It is not always easy to differentiate between the various concepts, especially those that are close in terms of ideas and values.

This may be the case for you regarding voluntary simplicity and minimalism.

Don’t you know the difference between the two? Did you think it was the same thing?

Don’t you know what voluntary simplicity is? Read this article, I will explain everything in detail!
What is voluntary simplicity?

Voluntary simplicity is a very broad concept, which places simplicity at the heart of everyone’s life. In general, it is against any form of consumer addiction. For that, he defends:

  1. The mastery of your buying impulses

Do not buy anything and everything just because you are bored or want to fill your life. Learn to control your impulses and ban compulsive purchases from your life!

  1. Avoid advertising

Avoiding advertising in your life is a must if you want to cut down on your intake. In fact, advertising speaks to your unconscious and makes you buy a lot of things that you absolutely don’t need.

  1. Boycott those present

In our society, everything is an excuse to buy items: birthdays, religious holidays, family events, etc.

We learn to give gifts to our loved ones to show them that we love them. If the gift is big and expensive, “bigger and more true” is our love.

This is a very strange concept! Personally, I think there is no better proof of love than giving your time to someone.

Spend time with people you love instead of offering them great gifts that end up in your attic or are forgotten.

  1. Local and responsible consumption

Voluntary simplicity encourages small local shops, markets and farms to favor large hypermarkets. In addition, it encourages limiting packaging of all types.

  1. Free time

We want to make more money, but we have to work and we have less free time to do the things we love.

Voluntary simplicity encourages us to reduce our material needs and thus our expenses.

  1. Solidarity between human beings

At a time when the Internet and the virtual have taken more and more space in our lives and allow us to be in constant contact with many people around the world, many people feel alone. Why?

Because virtual contact is the illusion of contact. Nothing can replace the warmth of real, face-to-face interaction.

Emphasize quality over quantity and build deep, authentic relationships with people who make you feel good.

  1. The preservation of our environment

Voluntary simplicity discovers that consumption and growth have negative impacts on the environment. It therefore calls for limiting the consumption of material goods to delay the destruction of natural resources.

This can be, for example, through the use of bicycles, trains or a ride instead of owning a personal car, in order to reduce our environmental impact.
And minimalism?

Minimalism is a lifestyle that involves having just enough. Minimalism is about having less things and enjoying the freedom of having less, believing that less means more happiness, contentment and joy.

It aims to improve the quality of life and a richer and happier existence. The minimalist mood can be summed up in the phrase “less is more”.

In fact, minimalism is a component of voluntary simplicity. Voluntary simplicity is a broad concept that promotes simplicity in all areas of life, while minimalism basically talks about the use and possession of a minimum of material goods.

These two concepts lead to common limiting shopping practices, to “live better with less”, detachment from material goods and satisfaction related to simple pleasures.
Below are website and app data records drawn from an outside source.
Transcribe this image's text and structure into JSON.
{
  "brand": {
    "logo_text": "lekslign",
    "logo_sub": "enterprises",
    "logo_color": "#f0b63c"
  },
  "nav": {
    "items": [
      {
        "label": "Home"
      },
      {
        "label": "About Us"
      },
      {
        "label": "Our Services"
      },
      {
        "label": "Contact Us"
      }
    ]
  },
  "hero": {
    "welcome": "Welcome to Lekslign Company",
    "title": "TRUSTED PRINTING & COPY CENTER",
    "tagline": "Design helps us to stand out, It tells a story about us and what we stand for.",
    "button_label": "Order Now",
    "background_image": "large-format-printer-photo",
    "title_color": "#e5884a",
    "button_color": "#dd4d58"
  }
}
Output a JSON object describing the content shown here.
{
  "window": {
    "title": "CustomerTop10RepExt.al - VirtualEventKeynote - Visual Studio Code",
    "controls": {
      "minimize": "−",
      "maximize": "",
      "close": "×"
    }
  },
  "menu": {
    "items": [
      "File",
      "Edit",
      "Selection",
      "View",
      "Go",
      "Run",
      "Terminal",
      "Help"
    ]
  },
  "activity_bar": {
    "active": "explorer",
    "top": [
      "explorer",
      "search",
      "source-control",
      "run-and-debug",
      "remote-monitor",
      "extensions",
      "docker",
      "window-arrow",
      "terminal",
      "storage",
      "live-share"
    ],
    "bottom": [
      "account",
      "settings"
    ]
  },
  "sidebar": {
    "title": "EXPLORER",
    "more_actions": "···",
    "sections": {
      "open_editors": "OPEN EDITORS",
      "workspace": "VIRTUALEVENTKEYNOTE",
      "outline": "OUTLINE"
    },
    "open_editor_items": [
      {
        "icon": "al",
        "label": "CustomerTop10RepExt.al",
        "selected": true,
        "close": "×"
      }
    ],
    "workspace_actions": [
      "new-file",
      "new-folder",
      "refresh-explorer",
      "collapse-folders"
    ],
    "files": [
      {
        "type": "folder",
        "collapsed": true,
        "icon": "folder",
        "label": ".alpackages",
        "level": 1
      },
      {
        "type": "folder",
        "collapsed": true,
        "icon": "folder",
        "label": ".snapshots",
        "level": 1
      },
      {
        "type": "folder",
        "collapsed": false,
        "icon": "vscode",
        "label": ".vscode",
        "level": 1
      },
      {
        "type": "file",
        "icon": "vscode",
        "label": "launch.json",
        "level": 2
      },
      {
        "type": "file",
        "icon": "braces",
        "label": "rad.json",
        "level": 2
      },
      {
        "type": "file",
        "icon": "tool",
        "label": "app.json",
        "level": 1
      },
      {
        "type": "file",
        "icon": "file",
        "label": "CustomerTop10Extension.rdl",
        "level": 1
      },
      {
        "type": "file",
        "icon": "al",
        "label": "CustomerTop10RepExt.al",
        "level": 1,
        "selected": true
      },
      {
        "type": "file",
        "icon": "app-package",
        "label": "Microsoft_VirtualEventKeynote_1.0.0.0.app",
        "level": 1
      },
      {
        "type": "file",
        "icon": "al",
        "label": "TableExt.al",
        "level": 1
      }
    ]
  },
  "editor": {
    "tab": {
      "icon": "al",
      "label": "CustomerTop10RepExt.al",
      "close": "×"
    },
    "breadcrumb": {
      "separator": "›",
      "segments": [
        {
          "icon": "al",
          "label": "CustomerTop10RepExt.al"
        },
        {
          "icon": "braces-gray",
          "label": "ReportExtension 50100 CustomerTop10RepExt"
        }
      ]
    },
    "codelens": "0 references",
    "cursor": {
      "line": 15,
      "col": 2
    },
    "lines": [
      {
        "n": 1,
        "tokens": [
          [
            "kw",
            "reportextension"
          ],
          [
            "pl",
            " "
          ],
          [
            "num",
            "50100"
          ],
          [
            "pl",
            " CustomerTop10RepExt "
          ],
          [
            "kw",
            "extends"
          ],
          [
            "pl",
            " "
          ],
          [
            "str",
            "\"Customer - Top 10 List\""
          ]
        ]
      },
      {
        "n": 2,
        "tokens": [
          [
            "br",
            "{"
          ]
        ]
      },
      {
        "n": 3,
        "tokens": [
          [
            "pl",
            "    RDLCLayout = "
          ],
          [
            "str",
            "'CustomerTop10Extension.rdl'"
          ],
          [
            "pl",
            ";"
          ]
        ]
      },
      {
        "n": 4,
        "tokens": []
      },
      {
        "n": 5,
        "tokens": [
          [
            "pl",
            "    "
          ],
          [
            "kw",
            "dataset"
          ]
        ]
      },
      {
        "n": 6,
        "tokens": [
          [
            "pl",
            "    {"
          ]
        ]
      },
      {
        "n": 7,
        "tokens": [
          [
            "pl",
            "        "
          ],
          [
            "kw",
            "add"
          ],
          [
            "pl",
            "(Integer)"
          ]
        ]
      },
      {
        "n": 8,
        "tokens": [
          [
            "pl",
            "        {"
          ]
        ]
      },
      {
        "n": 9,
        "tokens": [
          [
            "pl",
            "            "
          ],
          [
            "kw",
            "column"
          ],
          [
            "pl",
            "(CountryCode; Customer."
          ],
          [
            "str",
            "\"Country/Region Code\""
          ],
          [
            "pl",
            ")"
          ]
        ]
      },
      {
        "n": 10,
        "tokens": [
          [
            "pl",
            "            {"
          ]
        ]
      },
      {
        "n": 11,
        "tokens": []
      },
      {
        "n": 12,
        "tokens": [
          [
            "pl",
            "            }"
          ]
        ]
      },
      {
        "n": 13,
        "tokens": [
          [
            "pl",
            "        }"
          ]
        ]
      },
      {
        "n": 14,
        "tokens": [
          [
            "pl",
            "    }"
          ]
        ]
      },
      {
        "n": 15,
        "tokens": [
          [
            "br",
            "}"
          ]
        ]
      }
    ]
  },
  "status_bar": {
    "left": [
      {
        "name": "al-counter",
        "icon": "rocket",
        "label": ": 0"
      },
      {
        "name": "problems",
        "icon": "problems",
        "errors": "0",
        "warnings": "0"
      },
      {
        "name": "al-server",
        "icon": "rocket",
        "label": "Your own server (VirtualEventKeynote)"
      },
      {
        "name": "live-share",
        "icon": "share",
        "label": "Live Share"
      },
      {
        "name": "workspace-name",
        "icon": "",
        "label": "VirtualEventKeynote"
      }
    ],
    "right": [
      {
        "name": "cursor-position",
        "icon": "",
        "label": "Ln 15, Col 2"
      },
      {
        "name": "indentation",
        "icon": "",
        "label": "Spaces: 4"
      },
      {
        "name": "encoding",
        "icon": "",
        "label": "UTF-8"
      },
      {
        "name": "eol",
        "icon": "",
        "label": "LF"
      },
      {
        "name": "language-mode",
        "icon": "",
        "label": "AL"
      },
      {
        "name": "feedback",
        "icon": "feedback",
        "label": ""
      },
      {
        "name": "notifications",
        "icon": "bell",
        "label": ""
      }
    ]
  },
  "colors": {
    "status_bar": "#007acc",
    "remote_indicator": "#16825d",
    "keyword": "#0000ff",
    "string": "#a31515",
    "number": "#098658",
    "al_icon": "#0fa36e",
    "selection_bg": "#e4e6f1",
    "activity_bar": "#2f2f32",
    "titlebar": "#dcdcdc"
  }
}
Both concepts offer us another vision of happiness that does not pass through permanent and compulsive consumption, but, taking advantage of what we already have – material goods as immaterial.

Both aim to improve the quality of life and happiness for all of us, guiding us towards fundamental values ​​of simplicity, personal development and gratitude.